I guess I haven’t talked about my obsession with Korea in here, have I? Well, that’s pretty much it: ever since I came to London, I kind of fell in love with it, a country I had never given too much thought before. Yeah, I know it does sound bad, but I’m really trying to redeem myself: I’ve been reading about its culture and habits, as well as getting started on Korean literature. Of course, I’m also looking for a place that teaches the language and have already begun planning a trip to the place in July (more on that will follow, surely). I subscribed to many Korean-related blogs, too, and it was in one of them, Ask a Korean, that I found out that Seoul, the capital city, was selected as one of the 31 places to visit in 2010. Not only this, but they were voted #3! Pretty cool, huh? Here’s what the newspaper had to say:

“Forget Tokyo. Design aficionados are now heading to Seoul.
They have been drawn by the Korean capital’s glammed-up cafes and restaurants, immaculate art galleries and monumental fashion palaces like the sprawling outpost of Milan’s 10 Corso Como and the widely noted Ann Demeulemeester store — an avant-garde Chia Pet covered in vegetation.
And now Seoul, under its design-obsessed mayor, Oh Se-hoon, is the 2010 World Design Capital. The title, bestowed by a prominent council of industrial designers, means a year’s worth of design parties, exhibitions, conferences and other revelries. Most are still being planned (go to for updates). A highlight will no doubt be the third annual Seoul Design Fair (Sept. 17 to Oct. 7), the city’s answer to the design weeks in Milan and New York, which last year drew 2.5 million people and featured a cavalcade of events under two enormous inflatable structures set up at the city’s Olympic stadium. — Aric Chen”


True enough, I’m not a design aficionada at all, but I’m pretty sure I can find other interesting things to do and places to visit (which, in this case, means that I could actually go to Seoul in any year I feel like, not particularly this one).

Interesting fact: a comment on the post I mentioned above led me to discover that, for some people, Seoul is actually quite a bit disappointing. =( Sad, but I’ll just refer to a quote by Rainer Maria Rilke that I recently found: “If your everyday life seems poor, don’t blame it; blame yourself; admit to yourself that you are not enough of a poet to call forth its riches; because for the creator there is no poverty and no indifferent place.”


Oh, and another list in which Korea appears: the world’s strangest festivals mentions Boryeong, a sort of mud party that happens every July.

Something extra: nice little Lonely Planet video on Korea: The ending is the best part, actually; “say hello to kimchi (…). You’ll get used to it”. Yay!


*All pictures in this post were definitely NOT taken by me (surprise, surprise), but come from the Lonely Planet website.

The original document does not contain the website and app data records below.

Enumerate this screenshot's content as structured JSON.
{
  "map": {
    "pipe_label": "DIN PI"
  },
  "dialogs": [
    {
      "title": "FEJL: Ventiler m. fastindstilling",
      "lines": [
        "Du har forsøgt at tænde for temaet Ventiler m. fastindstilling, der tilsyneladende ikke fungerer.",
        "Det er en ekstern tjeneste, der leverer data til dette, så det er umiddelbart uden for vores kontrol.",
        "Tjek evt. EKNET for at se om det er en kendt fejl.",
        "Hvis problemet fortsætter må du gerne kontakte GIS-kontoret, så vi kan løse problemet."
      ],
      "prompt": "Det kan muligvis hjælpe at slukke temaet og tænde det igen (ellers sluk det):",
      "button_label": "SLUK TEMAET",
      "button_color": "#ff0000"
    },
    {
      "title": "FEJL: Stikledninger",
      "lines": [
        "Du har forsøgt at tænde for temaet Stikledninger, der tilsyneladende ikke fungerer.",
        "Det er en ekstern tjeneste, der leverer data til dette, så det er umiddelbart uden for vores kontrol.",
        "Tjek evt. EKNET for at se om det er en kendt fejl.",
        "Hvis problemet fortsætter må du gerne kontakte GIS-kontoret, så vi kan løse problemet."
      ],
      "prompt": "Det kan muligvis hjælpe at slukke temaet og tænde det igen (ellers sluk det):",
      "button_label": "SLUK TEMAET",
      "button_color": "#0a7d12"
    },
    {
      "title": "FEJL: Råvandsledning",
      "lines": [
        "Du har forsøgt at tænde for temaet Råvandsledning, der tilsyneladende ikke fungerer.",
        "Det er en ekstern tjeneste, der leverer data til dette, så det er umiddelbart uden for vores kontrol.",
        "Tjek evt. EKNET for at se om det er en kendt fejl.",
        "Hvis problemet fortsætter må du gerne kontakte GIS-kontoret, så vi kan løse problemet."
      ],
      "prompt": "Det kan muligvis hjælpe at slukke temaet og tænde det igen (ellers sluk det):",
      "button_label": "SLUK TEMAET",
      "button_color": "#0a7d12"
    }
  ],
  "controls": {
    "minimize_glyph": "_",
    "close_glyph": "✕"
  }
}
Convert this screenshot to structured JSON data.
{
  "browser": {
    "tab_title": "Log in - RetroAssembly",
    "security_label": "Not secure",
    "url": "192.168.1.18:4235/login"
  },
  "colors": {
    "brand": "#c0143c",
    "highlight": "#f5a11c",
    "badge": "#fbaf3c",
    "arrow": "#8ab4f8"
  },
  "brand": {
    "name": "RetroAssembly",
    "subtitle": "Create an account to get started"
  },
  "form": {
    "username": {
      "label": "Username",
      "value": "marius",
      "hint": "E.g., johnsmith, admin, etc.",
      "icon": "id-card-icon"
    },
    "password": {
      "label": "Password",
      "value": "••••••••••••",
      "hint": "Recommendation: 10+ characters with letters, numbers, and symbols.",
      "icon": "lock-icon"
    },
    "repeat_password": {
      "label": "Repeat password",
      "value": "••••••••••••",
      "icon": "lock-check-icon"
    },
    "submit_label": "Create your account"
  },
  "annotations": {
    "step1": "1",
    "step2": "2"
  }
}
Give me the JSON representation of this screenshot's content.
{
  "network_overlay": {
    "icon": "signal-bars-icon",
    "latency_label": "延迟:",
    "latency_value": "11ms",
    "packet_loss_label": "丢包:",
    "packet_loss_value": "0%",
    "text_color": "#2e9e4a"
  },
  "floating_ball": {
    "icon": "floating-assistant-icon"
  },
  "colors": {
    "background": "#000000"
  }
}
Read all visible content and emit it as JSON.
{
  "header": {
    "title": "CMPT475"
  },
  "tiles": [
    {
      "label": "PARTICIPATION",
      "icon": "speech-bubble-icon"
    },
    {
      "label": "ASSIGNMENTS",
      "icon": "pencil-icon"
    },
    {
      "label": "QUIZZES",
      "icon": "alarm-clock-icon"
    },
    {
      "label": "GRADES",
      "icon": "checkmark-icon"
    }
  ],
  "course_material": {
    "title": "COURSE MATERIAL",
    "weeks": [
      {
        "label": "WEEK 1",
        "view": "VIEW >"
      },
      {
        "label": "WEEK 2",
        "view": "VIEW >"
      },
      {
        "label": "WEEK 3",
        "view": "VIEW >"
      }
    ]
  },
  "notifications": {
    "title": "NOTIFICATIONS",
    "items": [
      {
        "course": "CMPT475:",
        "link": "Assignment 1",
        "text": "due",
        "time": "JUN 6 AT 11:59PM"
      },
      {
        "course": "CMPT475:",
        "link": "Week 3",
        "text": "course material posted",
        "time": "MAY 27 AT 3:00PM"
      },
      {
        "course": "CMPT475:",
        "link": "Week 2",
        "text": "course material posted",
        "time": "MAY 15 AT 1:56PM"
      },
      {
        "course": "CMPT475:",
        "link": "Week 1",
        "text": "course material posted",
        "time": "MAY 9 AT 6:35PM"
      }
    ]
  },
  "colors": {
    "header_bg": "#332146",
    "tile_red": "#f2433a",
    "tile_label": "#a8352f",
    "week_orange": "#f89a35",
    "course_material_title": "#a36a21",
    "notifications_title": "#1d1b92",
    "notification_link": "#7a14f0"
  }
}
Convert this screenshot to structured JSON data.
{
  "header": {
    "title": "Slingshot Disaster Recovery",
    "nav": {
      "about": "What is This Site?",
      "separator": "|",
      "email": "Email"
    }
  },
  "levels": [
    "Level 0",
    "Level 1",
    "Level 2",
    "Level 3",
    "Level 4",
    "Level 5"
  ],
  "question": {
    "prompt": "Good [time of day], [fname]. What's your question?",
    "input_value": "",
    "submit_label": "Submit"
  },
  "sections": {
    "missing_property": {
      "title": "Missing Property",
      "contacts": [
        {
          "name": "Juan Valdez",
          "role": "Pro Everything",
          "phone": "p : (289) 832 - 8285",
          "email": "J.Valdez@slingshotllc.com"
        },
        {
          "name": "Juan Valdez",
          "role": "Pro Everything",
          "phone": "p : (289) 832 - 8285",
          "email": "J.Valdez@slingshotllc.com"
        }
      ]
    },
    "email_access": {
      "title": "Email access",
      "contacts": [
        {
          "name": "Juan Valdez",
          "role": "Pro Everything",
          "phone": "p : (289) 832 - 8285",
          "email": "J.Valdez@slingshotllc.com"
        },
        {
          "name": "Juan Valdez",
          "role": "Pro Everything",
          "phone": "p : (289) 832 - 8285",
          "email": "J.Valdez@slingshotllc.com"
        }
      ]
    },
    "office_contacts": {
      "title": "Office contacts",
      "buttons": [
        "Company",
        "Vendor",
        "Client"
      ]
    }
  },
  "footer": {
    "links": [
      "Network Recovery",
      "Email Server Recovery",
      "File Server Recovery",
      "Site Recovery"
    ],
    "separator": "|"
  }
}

Check their South Korea page by clicking HERE.

Check out more posts from this collaboration HERE.
Check out the other collaborators’ blogs here.
Check out The Korea Blog!

Originally published here.